* _Your assignment_
Within the listing below, filter for "time" and copy every matching line.

* _Dataset extract_
┌────────
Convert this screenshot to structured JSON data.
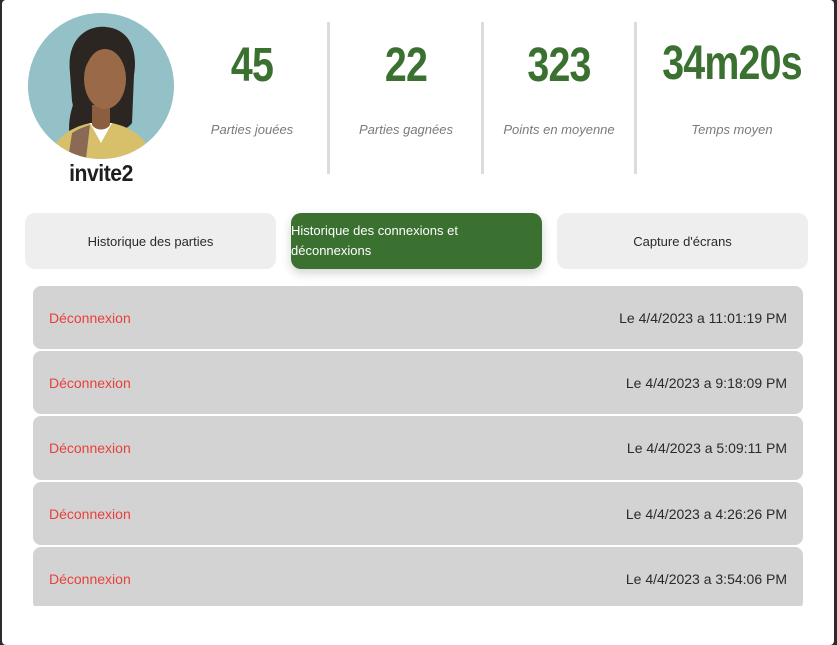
{
  "profile": {
    "username": "invite2"
  },
  "stats": [
    {
      "value": "45",
      "label": "Parties jouées"
    },
    {
      "value": "22",
      "label": "Parties gagnées"
    },
    {
      "value": "323",
      "label": "Points en moyenne"
    },
    {
      "value": "34m20s",
      "label": "Temps moyen"
    }
  ],
  "tabs": [
    {
      "label": "Historique des parties"
    },
    {
      "label": "Historique des connexions et déconnexions"
    },
    {
      "label": "Capture d'écrans"
    }
  ],
  "active_tab": 1,
  "colors": {
    "accent": "#3a7030",
    "event_text": "#e8403a",
    "row_background": "#d3d3d3",
    "tab_background": "#eeeeee"
  },
  "connections": [
    {
      "event": "Déconnexion",
      "time": "Le 4/4/2023 a 11:01:19 PM"
    },
    {
      "event": "Déconnexion",
      "time": "Le 4/4/2023 a 9:18:09 PM"
    },
    {
      "event": "Déconnexion",
      "time": "Le 4/4/2023 a 5:09:11 PM"
    },
    {
      "event": "Déconnexion",
      "time": "Le 4/4/2023 a 4:26:26 PM"
    },
    {
      "event": "Déconnexion",
      "time": "Le 4/4/2023 a 3:54:06 PM"
    }
  ]
}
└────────
* _Expected answer_
      "time": "Le 4/4/2023 a 11:01:19 PM"
      "time": "Le 4/4/2023 a 9:18:09 PM"
      "time": "Le 4/4/2023 a 5:09:11 PM"
      "time": "Le 4/4/2023 a 4:26:26 PM"
      "time": "Le 4/4/2023 a 3:54:06 PM"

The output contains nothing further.